## Exercise requirements
The answer must be every line below that contains the string "with".

## Provided data

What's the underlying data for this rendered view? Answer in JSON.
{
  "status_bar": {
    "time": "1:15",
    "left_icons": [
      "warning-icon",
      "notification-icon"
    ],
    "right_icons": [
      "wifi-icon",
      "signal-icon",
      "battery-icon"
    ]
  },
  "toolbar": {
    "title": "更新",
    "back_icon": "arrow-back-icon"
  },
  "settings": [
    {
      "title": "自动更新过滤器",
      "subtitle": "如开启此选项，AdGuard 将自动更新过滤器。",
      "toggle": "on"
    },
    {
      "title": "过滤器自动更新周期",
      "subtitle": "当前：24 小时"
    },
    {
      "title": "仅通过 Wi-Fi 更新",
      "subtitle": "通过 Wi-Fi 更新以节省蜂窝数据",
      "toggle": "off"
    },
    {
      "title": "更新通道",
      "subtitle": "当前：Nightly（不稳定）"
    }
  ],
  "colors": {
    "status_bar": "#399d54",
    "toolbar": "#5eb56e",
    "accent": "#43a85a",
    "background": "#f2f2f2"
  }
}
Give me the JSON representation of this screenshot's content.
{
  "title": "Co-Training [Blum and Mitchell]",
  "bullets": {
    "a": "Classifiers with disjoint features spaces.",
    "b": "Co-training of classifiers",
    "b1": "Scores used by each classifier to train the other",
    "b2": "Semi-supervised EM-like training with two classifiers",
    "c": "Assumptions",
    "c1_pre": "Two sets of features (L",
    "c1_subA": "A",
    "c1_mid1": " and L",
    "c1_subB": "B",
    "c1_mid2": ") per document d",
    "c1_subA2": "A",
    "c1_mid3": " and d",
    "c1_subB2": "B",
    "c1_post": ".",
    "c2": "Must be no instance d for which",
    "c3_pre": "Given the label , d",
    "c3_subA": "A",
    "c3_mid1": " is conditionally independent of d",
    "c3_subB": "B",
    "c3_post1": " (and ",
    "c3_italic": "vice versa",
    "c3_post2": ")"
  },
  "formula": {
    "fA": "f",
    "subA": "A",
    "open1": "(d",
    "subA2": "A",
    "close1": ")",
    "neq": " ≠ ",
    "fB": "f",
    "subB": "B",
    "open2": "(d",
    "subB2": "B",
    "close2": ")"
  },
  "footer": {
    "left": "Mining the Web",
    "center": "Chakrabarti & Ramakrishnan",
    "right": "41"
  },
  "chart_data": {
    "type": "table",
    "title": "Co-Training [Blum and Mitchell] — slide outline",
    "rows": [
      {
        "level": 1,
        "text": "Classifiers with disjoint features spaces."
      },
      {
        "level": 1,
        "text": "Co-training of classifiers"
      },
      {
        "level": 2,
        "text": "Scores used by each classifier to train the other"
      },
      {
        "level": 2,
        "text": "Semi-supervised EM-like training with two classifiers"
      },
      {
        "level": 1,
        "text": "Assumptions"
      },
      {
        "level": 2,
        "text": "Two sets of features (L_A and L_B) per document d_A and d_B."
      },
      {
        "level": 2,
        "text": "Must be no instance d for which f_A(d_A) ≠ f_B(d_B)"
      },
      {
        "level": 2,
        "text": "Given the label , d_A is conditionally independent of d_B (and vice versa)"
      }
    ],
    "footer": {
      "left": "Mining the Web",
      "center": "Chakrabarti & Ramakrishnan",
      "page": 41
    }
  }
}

## Result of this task
    "a": "Classifiers with disjoint features spaces.",
    "b2": "Semi-supervised EM-like training with two classifiers",
        "text": "Classifiers with disjoint features spaces."
        "text": "Semi-supervised EM-like training with two classifiers"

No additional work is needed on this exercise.